Everything in the listing must be repeated word for word.

● **Material shown**:
------------------------------------------------------------

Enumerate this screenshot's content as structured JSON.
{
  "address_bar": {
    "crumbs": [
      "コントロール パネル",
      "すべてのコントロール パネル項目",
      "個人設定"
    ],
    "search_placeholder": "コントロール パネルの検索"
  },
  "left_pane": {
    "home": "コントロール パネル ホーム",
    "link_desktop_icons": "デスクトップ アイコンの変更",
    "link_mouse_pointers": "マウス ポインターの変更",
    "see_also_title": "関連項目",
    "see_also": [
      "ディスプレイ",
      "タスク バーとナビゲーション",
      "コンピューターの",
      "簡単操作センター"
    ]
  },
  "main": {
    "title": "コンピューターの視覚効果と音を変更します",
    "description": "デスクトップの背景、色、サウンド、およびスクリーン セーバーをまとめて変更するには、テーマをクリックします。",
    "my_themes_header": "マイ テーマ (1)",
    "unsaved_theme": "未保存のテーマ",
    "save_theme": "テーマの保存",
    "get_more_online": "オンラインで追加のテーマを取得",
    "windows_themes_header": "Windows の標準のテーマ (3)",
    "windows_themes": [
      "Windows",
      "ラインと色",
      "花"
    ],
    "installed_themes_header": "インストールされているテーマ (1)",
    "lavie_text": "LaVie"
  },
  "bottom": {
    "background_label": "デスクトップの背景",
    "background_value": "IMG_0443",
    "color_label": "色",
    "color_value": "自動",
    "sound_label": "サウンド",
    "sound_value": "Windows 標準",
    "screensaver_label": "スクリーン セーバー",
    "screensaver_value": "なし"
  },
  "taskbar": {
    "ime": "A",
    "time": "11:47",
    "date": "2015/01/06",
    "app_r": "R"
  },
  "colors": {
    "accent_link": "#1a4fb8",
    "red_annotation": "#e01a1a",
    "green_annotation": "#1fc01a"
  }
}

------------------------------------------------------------

● **Written answer**:
Enumerate this screenshot's content as structured JSON.
{
  "address_bar": {
    "crumbs": [
      "コントロール パネル",
      "すべてのコントロール パネル項目",
      "個人設定"
    ],
    "search_placeholder": "コントロール パネルの検索"
  },
  "left_pane": {
    "home": "コントロール パネル ホーム",
    "link_desktop_icons": "デスクトップ アイコンの変更",
    "link_mouse_pointers": "マウス ポインターの変更",
    "see_also_title": "関連項目",
    "see_also": [
      "ディスプレイ",
      "タスク バーとナビゲーション",
      "コンピューターの",
      "簡単操作センター"
    ]
  },
  "main": {
    "title": "コンピューターの視覚効果と音を変更します",
    "description": "デスクトップの背景、色、サウンド、およびスクリーン セーバーをまとめて変更するには、テーマをクリックします。",
    "my_themes_header": "マイ テーマ (1)",
    "unsaved_theme": "未保存のテーマ",
    "save_theme": "テーマの保存",
    "get_more_online": "オンラインで追加のテーマを取得",
    "windows_themes_header": "Windows の標準のテーマ (3)",
    "windows_themes": [
      "Windows",
      "ラインと色",
      "花"
    ],
    "installed_themes_header": "インストールされているテーマ (1)",
    "lavie_text": "LaVie"
  },
  "bottom": {
    "background_label": "デスクトップの背景",
    "background_value": "IMG_0443",
    "color_label": "色",
    "color_value": "自動",
    "sound_label": "サウンド",
    "sound_value": "Windows 標準",
    "screensaver_label": "スクリーン セーバー",
    "screensaver_value": "なし"
  },
  "taskbar": {
    "ime": "A",
    "time": "11:47",
    "date": "2015/01/06",
    "app_r": "R"
  },
  "colors": {
    "accent_link": "#1a4fb8",
    "red_annotation": "#e01a1a",
    "green_annotation": "#1fc01a"
  }
}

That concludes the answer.